Exhibits of the National Law Enforcement Museum: To Serve and Protect
After visiting the main theater and watching a film introduction to the Museum’s story, visitors can choose to explore several different exhibits. Right outside the theater is an area called To Serve and Protect. Like the main theater, this exhibit space is a point of connection between law enforcement and the visitor. The stories told here will allow visitors to explore and better understanding how law enforcement in America works and how large and small acts of policing affect individuals, communities, and the nation. It also provides a forum where visitors’ opinions, experiences, and ideas about law enforcement can be shared.
Visitors might begin their experience by taking a seat at the To Serve and Protect media display for which the entire area is named. Four to six monitors show a narrated, six-segment audiovisual presentation which runs on a loop. Each segment focuses on a single event—an emotional and compelling story that is told from the viewpoint of officers, victims, and bystanders involved in each incident. The selected events will concretely illustrate the jobs that officers do and, most importantly, how their actions affect the communities in which they work. One of the stories will relate to the U.S. Park Police Eagle One Bell helicopter hanging above, which was used to rescue the victims of the 1982 Air Florida Flight 90 crash into the Potomac River in Washington, D.C.

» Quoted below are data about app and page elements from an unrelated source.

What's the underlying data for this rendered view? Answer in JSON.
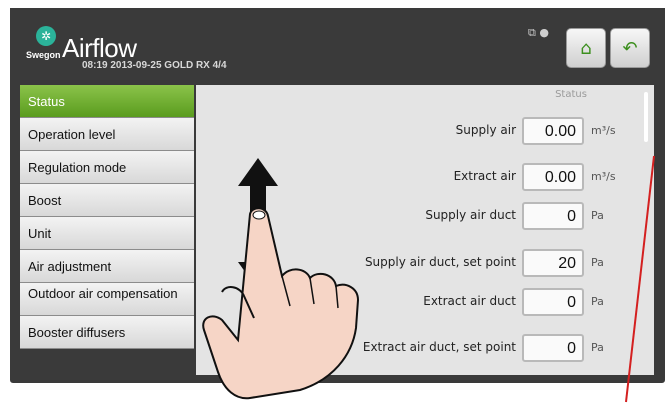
{
  "header": {
    "title": "Airflow",
    "brand": "Swegon",
    "subtitle": "08:19 2013-09-25  GOLD RX  4/4",
    "status_icons": "⧉ ●",
    "home_icon": "home-icon",
    "back_icon": "back-arrow-icon"
  },
  "sidebar": {
    "items": [
      {
        "label": "Status"
      },
      {
        "label": "Operation level"
      },
      {
        "label": "Regulation mode"
      },
      {
        "label": "Boost"
      },
      {
        "label": "Unit"
      },
      {
        "label": "Air adjustment"
      },
      {
        "label": "Outdoor air compensation"
      },
      {
        "label": "Booster diffusers"
      }
    ]
  },
  "content": {
    "title": "Status",
    "rows": [
      {
        "label": "Supply air",
        "value": "0.00",
        "unit": "m³/s"
      },
      {
        "label": "Extract air",
        "value": "0.00",
        "unit": "m³/s"
      },
      {
        "label": "Supply air duct",
        "value": "0",
        "unit": "Pa"
      },
      {
        "label": "Supply air duct, set point",
        "value": "20",
        "unit": "Pa"
      },
      {
        "label": "Extract air duct",
        "value": "0",
        "unit": "Pa"
      },
      {
        "label": "Extract air duct, set point",
        "value": "0",
        "unit": "Pa"
      }
    ]
  },
  "colors": {
    "accent": "#6aab2a",
    "logo": "#2bb39a",
    "frame": "#3a3a3a"
  }
}
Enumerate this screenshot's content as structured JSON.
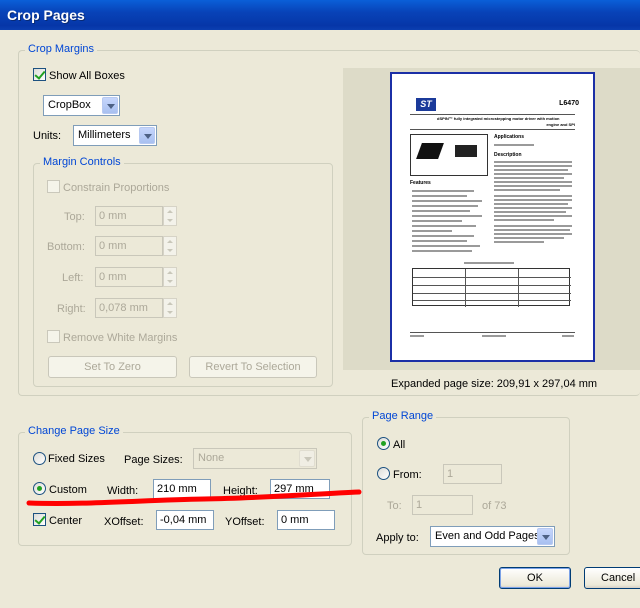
{
  "window": {
    "title": "Crop Pages"
  },
  "crop_margins": {
    "legend": "Crop Margins",
    "show_all_boxes": {
      "label": "Show All Boxes",
      "checked": true
    },
    "box_select": {
      "value": "CropBox"
    },
    "units": {
      "label": "Units:",
      "value": "Millimeters"
    },
    "margin_controls": {
      "legend": "Margin Controls",
      "constrain": {
        "label": "Constrain Proportions",
        "checked": false
      },
      "top": {
        "label": "Top:",
        "value": "0 mm"
      },
      "bottom": {
        "label": "Bottom:",
        "value": "0 mm"
      },
      "left": {
        "label": "Left:",
        "value": "0 mm"
      },
      "right": {
        "label": "Right:",
        "value": "0,078 mm"
      },
      "remove_white": {
        "label": "Remove White Margins",
        "checked": false
      },
      "set_to_zero_label": "Set To Zero",
      "revert_label": "Revert To Selection"
    }
  },
  "preview": {
    "expanded_size": "Expanded page size: 209,91 x 297,04 mm",
    "doc": {
      "part_number": "L6470",
      "logo": "ST",
      "subtitle_1": "dSPIN™ fully integrated microstepping motor driver with motion",
      "subtitle_2": "engine and SPI",
      "section_applications": "Applications",
      "section_description": "Description",
      "section_features": "Features"
    }
  },
  "change_page_size": {
    "legend": "Change Page Size",
    "fixed_sizes": {
      "label": "Fixed Sizes",
      "selected": false
    },
    "page_sizes": {
      "label": "Page Sizes:",
      "value": "None"
    },
    "custom": {
      "label": "Custom",
      "selected": true
    },
    "width": {
      "label": "Width:",
      "value": "210 mm"
    },
    "height": {
      "label": "Height:",
      "value": "297 mm"
    },
    "center": {
      "label": "Center",
      "checked": true
    },
    "xoffset": {
      "label": "XOffset:",
      "value": "-0,04 mm"
    },
    "yoffset": {
      "label": "YOffset:",
      "value": "0 mm"
    }
  },
  "page_range": {
    "legend": "Page Range",
    "all": {
      "label": "All",
      "selected": true
    },
    "from": {
      "label": "From:",
      "value": "1"
    },
    "to": {
      "label": "To:",
      "value": "1"
    },
    "of_total": "of 73",
    "apply_to": {
      "label": "Apply to:",
      "value": "Even and Odd Pages"
    }
  },
  "buttons": {
    "ok": "OK",
    "cancel": "Cancel"
  },
  "colors": {
    "title_bar": "#0a5fd8",
    "group_legend": "#0046d5",
    "annotation_red": "#ff0000",
    "check_green": "#21a121"
  }
}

Complementing To Serve and Protect is an interactive media installation titled The Web of Law Enforcement. Visitors can interact with a ten foot-wide touchscreen to learn about the process of law enforcement in America and how the over 18,000 agencies interact to keep society safe. A small text message instructs visitors to select one of the passing crime icons. When they do so, they activate the portion of the web nearest them, and a small text box with an image pops up. The pop-up window contains a brief description of an actual crime and law enforcement’s initial response to it. Visitors can then follow the trail of that crime through the web and see how other agencies were brought into the investigation, arrest, trial, and imprisonment.
Nearby, visitors can access one of two identical computer kiosks that contain information about every department and agency in the United States. They can look up agencies in their hometown or state or agencies across the country at the local, state and federal levels.
Visitors are also invited to make their own connections to the museum and the stories it tells. At a feedback station, visitors can share their beliefs about and experiences with law enforcement, which will help to foster a constructive dialogue between the community, law enforcement, and the Museum. Selected comments will be posted for all to see.
Next month: Spotlight on History Time Capsules